Suspect Arrested in IRA Bombing

BELFAST, Northern Ireland -- Police interrogated a Belfast man Thursday in connection with the IRA's twin car-bomb attack on British army headquarters in Northern Ireland.

Police sources, speaking on condition of anonymity, said the man in his 30s was arrested at dawn at his home in or near Poleglass, a vast Catholic public-housing district 5 kilometers north of Thiepval Barracks, the army's most important installation.

Nobody was killed in the bombing but 31 soldiers and civilians were wounded, including a man and woman still in critical condition.

It was the Irish Republican Army's first bombing in the British-ruled province since May 1994, an act that may provoke pro-British paramilitary groups to break their own two-year-old truce.

The IRA ended its cease-fire in February but previously confined attacks to England and a British army base in Germany.

Meanwhile, in Dublin, the Irish parliament debated Thursday about what could be done to keep the Northern Ireland peace process afloat.

One opposition party, the Progressive Democrats, want the government of Prime Minister John Bruton to cut all contacts with the IRA-allied Sinn Fein party. But Bruton, who on Wednesday branded the Sinn Fein-IRA movement "fascists" and "Nazis," indicated that would be unwise.
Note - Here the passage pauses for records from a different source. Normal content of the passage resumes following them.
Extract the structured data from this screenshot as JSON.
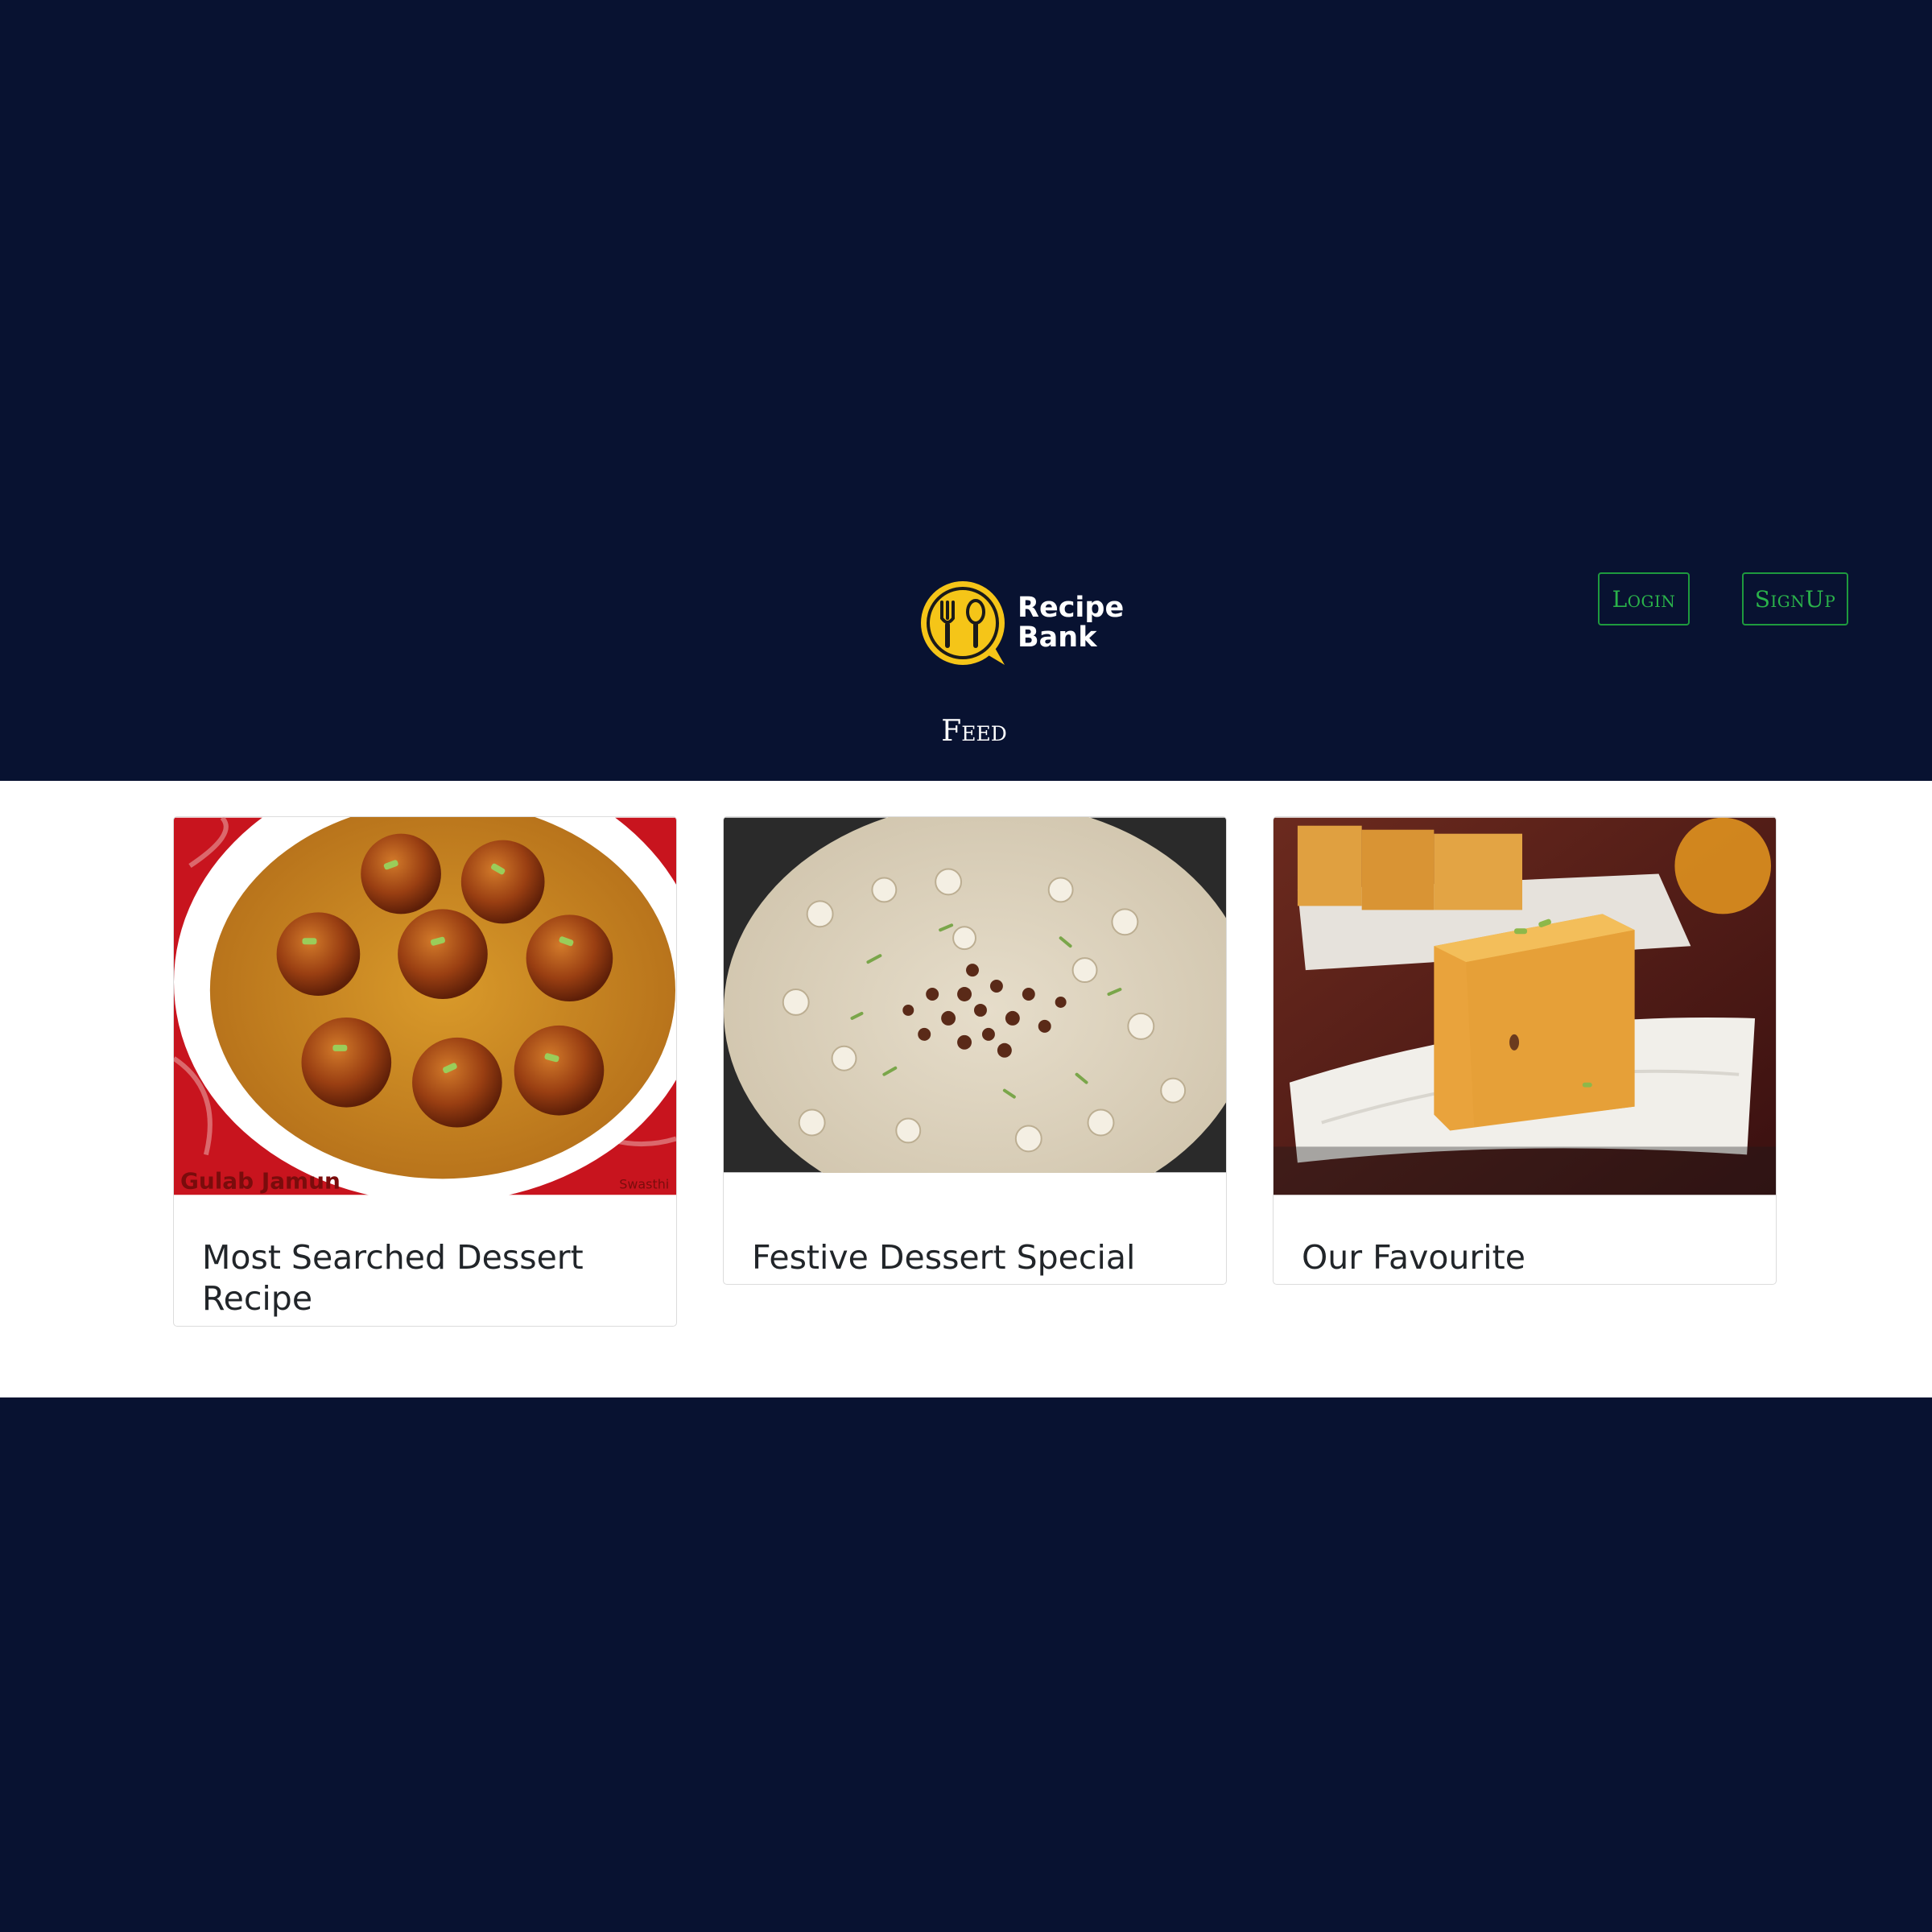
{
  "header": {
    "logo": {
      "line1": "Recipe",
      "line2": "Bank",
      "accent": "#f5c518"
    },
    "auth": {
      "login_label": "Login",
      "signup_label": "SignUp",
      "accent": "#2ab24a"
    },
    "nav": {
      "feed_label": "Feed"
    }
  },
  "colors": {
    "background": "#081231",
    "content": "#ffffff"
  },
  "cards": [
    {
      "title": "Most Searched Dessert Recipe",
      "image": "gulab-jamun-photo",
      "image_caption": "Gulab Jamun",
      "image_watermark": "Swasthi"
    },
    {
      "title": "Festive Dessert Special",
      "image": "makhana-kheer-photo"
    },
    {
      "title": "Our Favourite",
      "image": "mysore-pak-photo"
    }
  ]
}
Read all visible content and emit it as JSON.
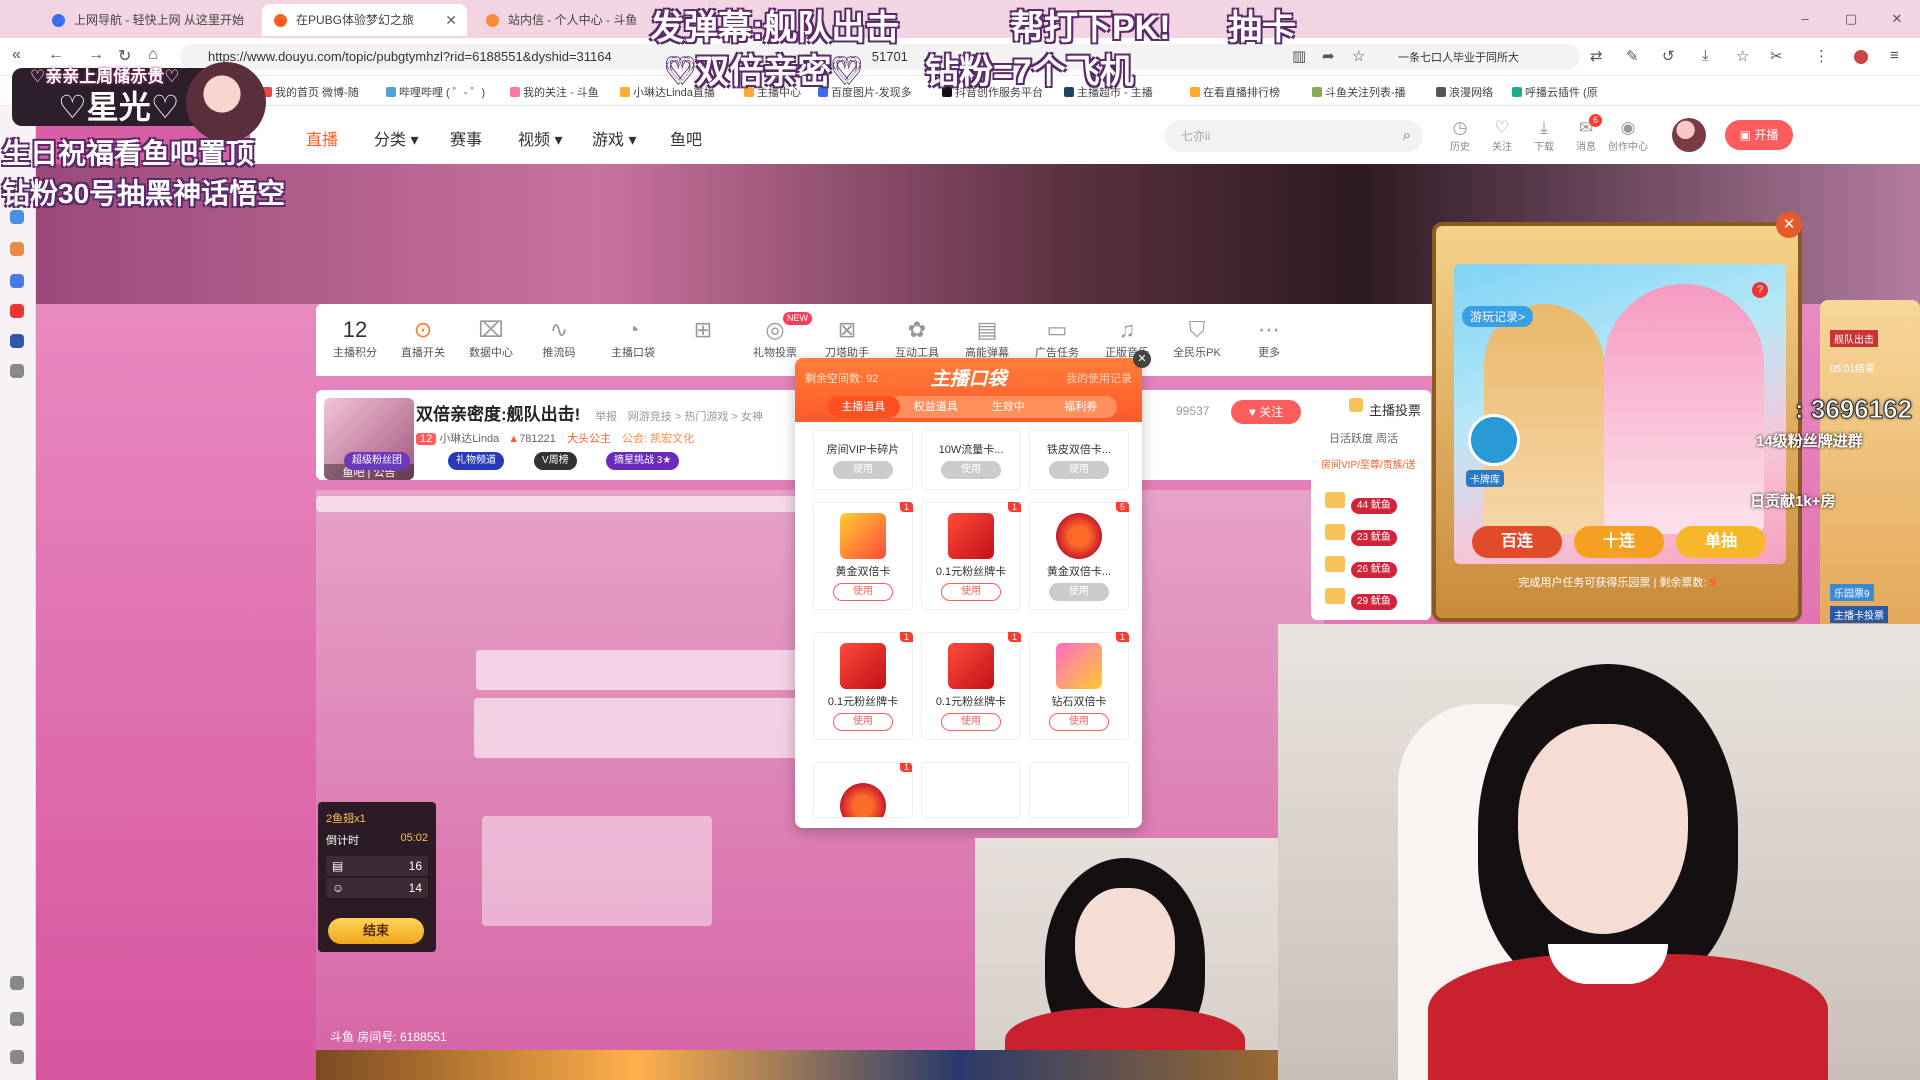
{
  "browser": {
    "tabs": [
      {
        "label": "上网导航 - 轻快上网 从这里开始",
        "active": false
      },
      {
        "label": "在PUBG体验梦幻之旅",
        "active": true
      },
      {
        "label": "站内信 - 个人中心 - 斗鱼",
        "active": false
      }
    ],
    "url": "https://www.douyu.com/topic/pubgtymhzl?rid=6188551&dyshid=31164",
    "url_tail": "51701",
    "search_hint": "一条七口人毕业于同所大",
    "bookmarks": [
      "我的首页 微博-随",
      "哔哩哔哩 ( ゜- ゜)",
      "我的关注 - 斗鱼",
      "小琳达Linda直播",
      "主播中心",
      "百度图片-发现多",
      "抖音创作服务平台",
      "主播超市 - 主播",
      "在看直播排行榜",
      "斗鱼关注列表-播",
      "浪漫网络",
      "呼播云插件 (原"
    ],
    "window_controls": [
      "–",
      "▢",
      "✕"
    ]
  },
  "site": {
    "nav": [
      "直播",
      "分类",
      "赛事",
      "视频",
      "游戏",
      "鱼吧"
    ],
    "search_placeholder": "七亦ii",
    "header_icons": [
      {
        "label": "历史",
        "icon": "history-icon"
      },
      {
        "label": "关注",
        "icon": "heart-icon"
      },
      {
        "label": "下载",
        "icon": "download-icon"
      },
      {
        "label": "消息",
        "icon": "message-icon",
        "badge": "6"
      },
      {
        "label": "创作中心",
        "icon": "bulb-icon"
      }
    ],
    "live_button": "开播"
  },
  "toolbar": {
    "score": "12",
    "score_label": "主播积分",
    "items": [
      "直播开关",
      "数据中心",
      "推流码",
      "主播口袋",
      "",
      "礼物投票",
      "刀塔助手",
      "互动工具",
      "高能弹幕",
      "广告任务",
      "正版音乐",
      "全民乐PK",
      "更多"
    ],
    "new_badge": "NEW"
  },
  "room": {
    "title": "双倍亲密度:舰队出击!",
    "report": "举报",
    "breadcrumb": "网游竞技 > 热门游戏 > 女神",
    "anchor_level": "12",
    "anchor": "小琳达Linda",
    "hot": "781221",
    "princess": "大头公主",
    "announcement": "公会: 凯宏文化",
    "follow_count": "99537",
    "follow": "关注",
    "thumb_label": "鱼吧 | 公告",
    "chips": [
      "超级粉丝团",
      "礼物频道",
      "V周榜",
      "摘星挑战 3★"
    ],
    "room_id": "斗鱼 房间号: 6188551"
  },
  "countdown": {
    "head": "2鱼翅x1",
    "label": "倒计时",
    "time": "05:02",
    "stat1": "16",
    "stat2": "14",
    "end": "结束"
  },
  "pocket": {
    "title": "主播口袋",
    "remaining": "剩余空间数: 92",
    "record": "我的使用记录",
    "tabs": [
      "主播道具",
      "权益道具",
      "生效中",
      "福利券"
    ],
    "top_items": [
      {
        "name": "房间VIP卡碎片",
        "use": "使用"
      },
      {
        "name": "10W流量卡...",
        "use": "使用"
      },
      {
        "name": "铁皮双倍卡...",
        "use": "使用"
      }
    ],
    "items": [
      {
        "name": "黄金双倍卡",
        "count": "1",
        "use": "使用",
        "kind": "gold",
        "enabled": true
      },
      {
        "name": "0.1元粉丝牌卡",
        "count": "1",
        "use": "使用",
        "kind": "red",
        "enabled": true
      },
      {
        "name": "黄金双倍卡...",
        "count": "5",
        "use": "使用",
        "kind": "puzzle",
        "enabled": false
      },
      {
        "name": "0.1元粉丝牌卡",
        "count": "1",
        "use": "使用",
        "kind": "red",
        "enabled": true
      },
      {
        "name": "0.1元粉丝牌卡",
        "count": "1",
        "use": "使用",
        "kind": "red",
        "enabled": true
      },
      {
        "name": "钻石双倍卡",
        "count": "1",
        "use": "使用",
        "kind": "diamond",
        "enabled": true
      },
      {
        "name": "",
        "count": "1",
        "use": "",
        "kind": "puzzle",
        "enabled": true
      }
    ]
  },
  "rank": {
    "title": "主播投票",
    "tabs": "日活跃度    周活",
    "sub": "房间VIP/至尊/贵族/送",
    "rows": [
      "44 鱿鱼",
      "23 鱿鱼",
      "26 鱿鱼",
      "29 鱿鱼"
    ]
  },
  "card_draw": {
    "record": "游玩记录>",
    "pool": "卡牌库",
    "buttons": [
      "百连",
      "十连",
      "单抽"
    ],
    "tip": "完成用户任务可获得乐园票 | 剩余票数: ",
    "tip_count": "9"
  },
  "fan": {
    "number": ": 3696162",
    "level_line": "14级粉丝牌进群",
    "day_line": "日贡献1k+房",
    "side_label": "舰队出击",
    "side_time": "05:01结束",
    "side_bottom": "乐园票9",
    "side_extra": "主播卡投票"
  },
  "overlay": {
    "top1": "发弹幕:舰队出击",
    "top2": "帮打下PK!",
    "top3": "抽卡",
    "line2a": "♡双倍亲密♡",
    "line2b": "钻粉=7个飞机",
    "left1": "生日祝福看鱼吧置顶",
    "left2": "钻粉30号抽黑神话悟空",
    "streamer_slogan": "♡亲亲上周储赤贵♡",
    "streamer_name": "♡星光♡"
  }
}
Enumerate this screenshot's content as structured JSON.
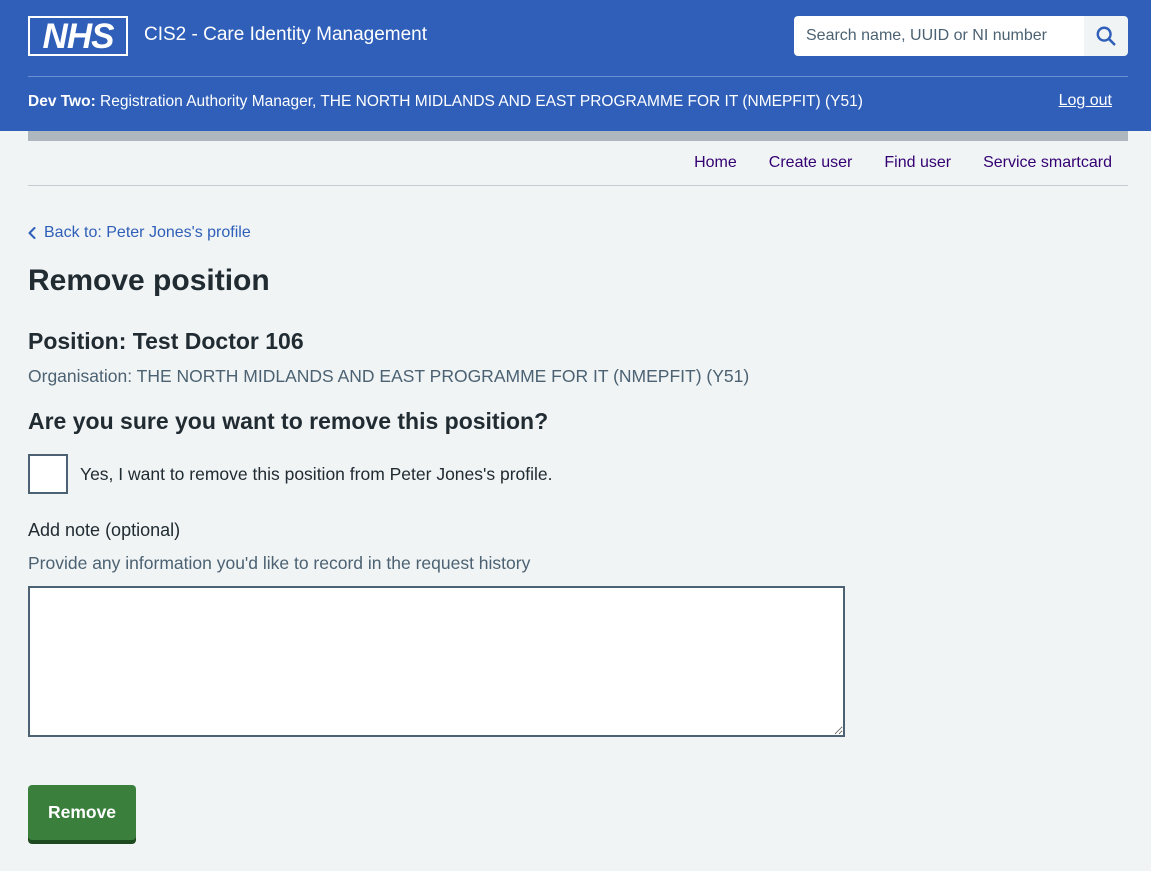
{
  "header": {
    "logo_text": "NHS",
    "service_name": "CIS2 - Care Identity Management",
    "search": {
      "placeholder": "Search name, UUID or NI number"
    },
    "user_bar": {
      "user_name": "Dev Two:",
      "role": " Registration Authority Manager, THE NORTH MIDLANDS AND EAST PROGRAMME FOR IT (NMEPFIT) (Y51)"
    },
    "logout_label": "Log out"
  },
  "nav": {
    "items": [
      {
        "label": "Home"
      },
      {
        "label": "Create user"
      },
      {
        "label": "Find user"
      },
      {
        "label": "Service smartcard"
      }
    ]
  },
  "main": {
    "back_link": "Back to: Peter Jones's profile",
    "title": "Remove position",
    "position": "Position: Test Doctor 106",
    "organisation": "Organisation: THE NORTH MIDLANDS AND EAST PROGRAMME FOR IT (NMEPFIT) (Y51)",
    "question": "Are you sure you want to remove this position?",
    "checkbox_label": "Yes, I want to remove this position from Peter Jones's profile.",
    "note_label": "Add note (optional)",
    "note_hint": "Provide any information you'd like to record in the request history",
    "note_value": "",
    "remove_label": "Remove"
  },
  "colors": {
    "brand_blue": "#2f5fb8",
    "button_green": "#3a7f3c",
    "nav_link": "#330072",
    "background": "#f0f4f5"
  },
  "icons": {
    "search": "search-icon",
    "back": "chevron-left-icon"
  }
}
Bruton's predecessor as prime minister, Albert Reynolds -- a key architect of the IRA's abandoned 1994 cease-fire -- blamed Britain's cautious approach for "handing the argument back again to the men of violence."